Which lines in the records below contain the word "Mannaz"? Copy each one out.

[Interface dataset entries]
Start of Block

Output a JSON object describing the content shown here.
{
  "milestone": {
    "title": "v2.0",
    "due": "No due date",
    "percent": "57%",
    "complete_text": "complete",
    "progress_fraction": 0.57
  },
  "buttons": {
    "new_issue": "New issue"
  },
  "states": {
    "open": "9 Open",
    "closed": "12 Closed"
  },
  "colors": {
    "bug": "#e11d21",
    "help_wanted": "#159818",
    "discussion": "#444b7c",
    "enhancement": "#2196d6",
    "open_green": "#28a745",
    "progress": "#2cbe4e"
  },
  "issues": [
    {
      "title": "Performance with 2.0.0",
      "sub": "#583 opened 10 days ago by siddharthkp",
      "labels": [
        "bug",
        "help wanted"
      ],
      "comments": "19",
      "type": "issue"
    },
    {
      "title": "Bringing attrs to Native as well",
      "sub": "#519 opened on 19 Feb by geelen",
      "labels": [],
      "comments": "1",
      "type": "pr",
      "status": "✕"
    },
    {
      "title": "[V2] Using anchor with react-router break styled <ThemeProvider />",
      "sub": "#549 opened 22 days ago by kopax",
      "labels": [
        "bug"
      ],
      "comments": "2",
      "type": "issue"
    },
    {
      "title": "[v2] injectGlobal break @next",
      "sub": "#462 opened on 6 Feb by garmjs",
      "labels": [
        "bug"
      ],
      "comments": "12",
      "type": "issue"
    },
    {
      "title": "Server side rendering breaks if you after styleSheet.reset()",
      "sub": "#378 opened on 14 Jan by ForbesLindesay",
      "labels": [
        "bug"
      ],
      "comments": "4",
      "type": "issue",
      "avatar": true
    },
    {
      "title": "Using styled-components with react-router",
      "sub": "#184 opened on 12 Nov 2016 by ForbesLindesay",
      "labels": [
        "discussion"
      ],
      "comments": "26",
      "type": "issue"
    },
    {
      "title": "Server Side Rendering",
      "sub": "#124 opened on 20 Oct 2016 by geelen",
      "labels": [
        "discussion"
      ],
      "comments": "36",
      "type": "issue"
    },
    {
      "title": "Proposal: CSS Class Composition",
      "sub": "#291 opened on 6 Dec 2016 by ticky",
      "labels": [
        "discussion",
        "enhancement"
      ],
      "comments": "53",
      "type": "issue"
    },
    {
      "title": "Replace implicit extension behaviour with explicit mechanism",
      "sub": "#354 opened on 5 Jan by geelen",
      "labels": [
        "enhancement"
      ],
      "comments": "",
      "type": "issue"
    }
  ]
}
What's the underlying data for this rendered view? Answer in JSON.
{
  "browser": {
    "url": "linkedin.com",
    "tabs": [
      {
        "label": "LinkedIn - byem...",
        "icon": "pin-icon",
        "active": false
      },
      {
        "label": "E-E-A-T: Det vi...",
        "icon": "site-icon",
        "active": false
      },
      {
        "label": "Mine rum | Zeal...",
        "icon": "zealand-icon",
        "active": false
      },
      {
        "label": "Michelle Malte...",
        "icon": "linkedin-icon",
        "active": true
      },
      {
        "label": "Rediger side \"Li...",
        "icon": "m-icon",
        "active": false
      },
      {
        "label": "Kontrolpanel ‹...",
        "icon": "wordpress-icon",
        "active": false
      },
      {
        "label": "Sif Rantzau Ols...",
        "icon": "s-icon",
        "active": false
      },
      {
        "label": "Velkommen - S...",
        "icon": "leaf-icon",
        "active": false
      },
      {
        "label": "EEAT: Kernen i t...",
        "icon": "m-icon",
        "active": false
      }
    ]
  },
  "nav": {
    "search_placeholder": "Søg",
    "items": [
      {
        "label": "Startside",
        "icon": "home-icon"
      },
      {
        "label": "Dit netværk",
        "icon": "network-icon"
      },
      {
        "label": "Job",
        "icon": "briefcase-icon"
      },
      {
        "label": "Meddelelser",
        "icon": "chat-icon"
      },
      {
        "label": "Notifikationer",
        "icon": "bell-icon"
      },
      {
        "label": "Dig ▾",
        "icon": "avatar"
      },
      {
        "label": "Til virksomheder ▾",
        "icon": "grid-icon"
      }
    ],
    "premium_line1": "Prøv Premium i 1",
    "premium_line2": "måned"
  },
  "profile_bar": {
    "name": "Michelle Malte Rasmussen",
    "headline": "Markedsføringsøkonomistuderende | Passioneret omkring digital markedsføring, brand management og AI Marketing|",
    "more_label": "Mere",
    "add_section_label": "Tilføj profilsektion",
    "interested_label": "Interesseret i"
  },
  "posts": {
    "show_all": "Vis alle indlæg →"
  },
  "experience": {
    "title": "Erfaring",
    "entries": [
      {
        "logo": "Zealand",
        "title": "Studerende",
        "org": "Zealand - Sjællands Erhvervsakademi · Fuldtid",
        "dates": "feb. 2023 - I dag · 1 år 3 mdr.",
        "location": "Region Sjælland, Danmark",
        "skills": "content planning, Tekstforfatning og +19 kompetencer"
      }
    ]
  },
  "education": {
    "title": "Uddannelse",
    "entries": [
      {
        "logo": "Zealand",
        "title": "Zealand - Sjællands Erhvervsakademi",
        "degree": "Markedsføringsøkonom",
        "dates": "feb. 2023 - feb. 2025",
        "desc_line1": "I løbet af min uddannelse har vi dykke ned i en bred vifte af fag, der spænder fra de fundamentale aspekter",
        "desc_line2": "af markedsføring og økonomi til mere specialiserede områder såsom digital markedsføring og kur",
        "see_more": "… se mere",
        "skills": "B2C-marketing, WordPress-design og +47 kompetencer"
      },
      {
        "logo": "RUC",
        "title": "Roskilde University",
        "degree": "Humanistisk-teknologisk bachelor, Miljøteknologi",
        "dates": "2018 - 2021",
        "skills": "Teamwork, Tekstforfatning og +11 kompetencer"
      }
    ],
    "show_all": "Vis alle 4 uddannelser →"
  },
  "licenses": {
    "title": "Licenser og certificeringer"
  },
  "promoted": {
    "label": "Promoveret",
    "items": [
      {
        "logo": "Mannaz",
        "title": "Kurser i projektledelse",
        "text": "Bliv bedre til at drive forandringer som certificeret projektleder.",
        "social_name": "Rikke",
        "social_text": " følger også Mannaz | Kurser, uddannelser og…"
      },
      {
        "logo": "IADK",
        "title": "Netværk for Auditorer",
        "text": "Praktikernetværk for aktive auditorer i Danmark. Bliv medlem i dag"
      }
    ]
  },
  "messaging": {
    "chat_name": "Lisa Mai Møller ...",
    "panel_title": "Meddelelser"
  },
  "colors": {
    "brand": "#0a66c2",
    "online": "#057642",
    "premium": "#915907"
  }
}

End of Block
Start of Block

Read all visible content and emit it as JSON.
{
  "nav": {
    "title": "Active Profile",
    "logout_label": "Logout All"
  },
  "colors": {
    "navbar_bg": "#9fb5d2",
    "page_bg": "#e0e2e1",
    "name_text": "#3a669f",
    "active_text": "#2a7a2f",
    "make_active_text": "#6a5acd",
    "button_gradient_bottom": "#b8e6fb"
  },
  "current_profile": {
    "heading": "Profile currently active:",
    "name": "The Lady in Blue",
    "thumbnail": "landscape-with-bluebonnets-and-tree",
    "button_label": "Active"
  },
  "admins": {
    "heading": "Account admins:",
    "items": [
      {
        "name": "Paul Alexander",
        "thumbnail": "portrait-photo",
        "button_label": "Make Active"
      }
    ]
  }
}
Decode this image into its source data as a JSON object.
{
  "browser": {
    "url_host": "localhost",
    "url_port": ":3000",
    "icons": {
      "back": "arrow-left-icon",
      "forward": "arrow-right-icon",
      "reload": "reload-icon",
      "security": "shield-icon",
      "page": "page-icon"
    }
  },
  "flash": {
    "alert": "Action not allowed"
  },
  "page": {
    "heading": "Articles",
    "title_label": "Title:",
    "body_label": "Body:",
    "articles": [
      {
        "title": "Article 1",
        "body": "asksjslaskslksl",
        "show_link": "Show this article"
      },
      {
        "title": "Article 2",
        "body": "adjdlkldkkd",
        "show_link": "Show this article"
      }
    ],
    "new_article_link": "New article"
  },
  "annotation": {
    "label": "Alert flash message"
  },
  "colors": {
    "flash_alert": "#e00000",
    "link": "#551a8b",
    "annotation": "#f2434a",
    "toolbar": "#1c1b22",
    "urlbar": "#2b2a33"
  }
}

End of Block
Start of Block

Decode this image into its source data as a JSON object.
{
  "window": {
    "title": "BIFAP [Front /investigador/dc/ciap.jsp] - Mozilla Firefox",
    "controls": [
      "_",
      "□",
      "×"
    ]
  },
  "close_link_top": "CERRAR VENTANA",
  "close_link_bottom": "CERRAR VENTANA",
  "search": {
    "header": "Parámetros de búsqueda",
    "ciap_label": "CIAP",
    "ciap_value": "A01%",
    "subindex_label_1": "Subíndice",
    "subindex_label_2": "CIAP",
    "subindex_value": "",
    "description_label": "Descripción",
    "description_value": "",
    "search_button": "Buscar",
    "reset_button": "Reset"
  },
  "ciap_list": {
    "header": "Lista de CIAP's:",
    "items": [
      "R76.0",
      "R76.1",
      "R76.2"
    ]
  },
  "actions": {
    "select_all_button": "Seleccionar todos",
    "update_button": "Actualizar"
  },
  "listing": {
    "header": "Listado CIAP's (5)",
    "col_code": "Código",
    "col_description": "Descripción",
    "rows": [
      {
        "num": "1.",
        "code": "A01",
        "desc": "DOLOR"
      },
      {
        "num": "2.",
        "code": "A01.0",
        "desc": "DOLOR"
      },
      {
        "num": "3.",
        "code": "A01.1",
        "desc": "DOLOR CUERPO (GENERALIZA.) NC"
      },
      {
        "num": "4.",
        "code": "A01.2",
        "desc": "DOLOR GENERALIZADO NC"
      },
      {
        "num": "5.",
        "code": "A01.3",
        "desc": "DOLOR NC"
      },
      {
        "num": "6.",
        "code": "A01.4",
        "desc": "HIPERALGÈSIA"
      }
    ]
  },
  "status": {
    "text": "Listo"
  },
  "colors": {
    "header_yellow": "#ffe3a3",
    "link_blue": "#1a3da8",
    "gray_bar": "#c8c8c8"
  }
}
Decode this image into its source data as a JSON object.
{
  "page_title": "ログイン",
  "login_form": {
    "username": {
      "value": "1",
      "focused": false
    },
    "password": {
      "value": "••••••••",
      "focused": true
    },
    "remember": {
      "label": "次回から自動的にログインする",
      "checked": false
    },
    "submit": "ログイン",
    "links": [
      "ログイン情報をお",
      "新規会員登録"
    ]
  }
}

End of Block

» Reply to the exercise
        "logo": "Mannaz",
        "social_text": " følger også Mannaz | Kurser, uddannelser og…"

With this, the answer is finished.